Some sources allege that the forty-day Lent was not known in the West until the time of Saint Ambrose (c339-397). The date of Athanasius' letter would seem to negate that theory.
So, no, our Lent does not date from the time of the Apostles. But apparently it was observed before the year 339. That's early enough.
Source: Facts, Myths & Maybes (Everything You Think You Know About Catholicism But Perhaps Don't), by John Deedy, copyright 1993, published by Thomas More Press, page 235.
All About Lent by James Aiken
So according to Catholics, Lent is derived from the 40 days Jesus spent fasting in the wilderness, but it is admitted that the observance of Lent was unknown to the disciples and it did not find its way into the church until several centuries after the time of Christ. It should be noted that the 40 days of fasting in the wilderness preceded the earthly ministry of Jesus, which lasted some three and a half years, and was not connected in any way to His crucifixion or the Passover.

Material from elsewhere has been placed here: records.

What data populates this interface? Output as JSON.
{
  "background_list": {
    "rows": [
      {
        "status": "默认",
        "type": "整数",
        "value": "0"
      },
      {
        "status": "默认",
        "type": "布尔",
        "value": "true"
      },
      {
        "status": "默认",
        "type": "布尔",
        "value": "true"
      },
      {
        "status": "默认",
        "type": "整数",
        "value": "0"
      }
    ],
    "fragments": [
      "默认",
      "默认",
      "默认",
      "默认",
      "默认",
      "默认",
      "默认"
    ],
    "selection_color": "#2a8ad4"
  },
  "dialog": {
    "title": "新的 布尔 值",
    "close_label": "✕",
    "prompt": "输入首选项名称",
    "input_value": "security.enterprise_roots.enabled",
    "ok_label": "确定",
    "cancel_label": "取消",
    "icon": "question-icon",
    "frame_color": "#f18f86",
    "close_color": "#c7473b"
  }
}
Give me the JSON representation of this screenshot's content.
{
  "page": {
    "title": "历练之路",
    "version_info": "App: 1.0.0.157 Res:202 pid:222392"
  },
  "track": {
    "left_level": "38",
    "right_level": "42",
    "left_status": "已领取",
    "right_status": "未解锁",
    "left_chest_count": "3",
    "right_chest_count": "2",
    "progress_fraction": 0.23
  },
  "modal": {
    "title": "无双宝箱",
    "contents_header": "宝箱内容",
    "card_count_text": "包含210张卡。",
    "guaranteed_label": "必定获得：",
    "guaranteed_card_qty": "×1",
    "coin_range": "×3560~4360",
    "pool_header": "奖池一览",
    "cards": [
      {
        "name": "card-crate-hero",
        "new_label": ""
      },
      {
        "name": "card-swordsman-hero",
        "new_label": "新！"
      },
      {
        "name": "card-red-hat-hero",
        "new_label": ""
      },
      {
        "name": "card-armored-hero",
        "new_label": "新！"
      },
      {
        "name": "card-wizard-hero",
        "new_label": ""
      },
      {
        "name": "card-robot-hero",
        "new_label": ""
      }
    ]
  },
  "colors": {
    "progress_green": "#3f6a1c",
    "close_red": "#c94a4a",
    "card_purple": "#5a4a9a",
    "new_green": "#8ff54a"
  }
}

Note that Lent is a moveable observance, connected to and preceding the festival of Easter. Easter is celebrated on a day specified only by the Roman Catholic Church, and not the Bible, and is fixed based on the sun and the Spring or Vernal equinox.
Continue on to the Celebrating the Risen Sun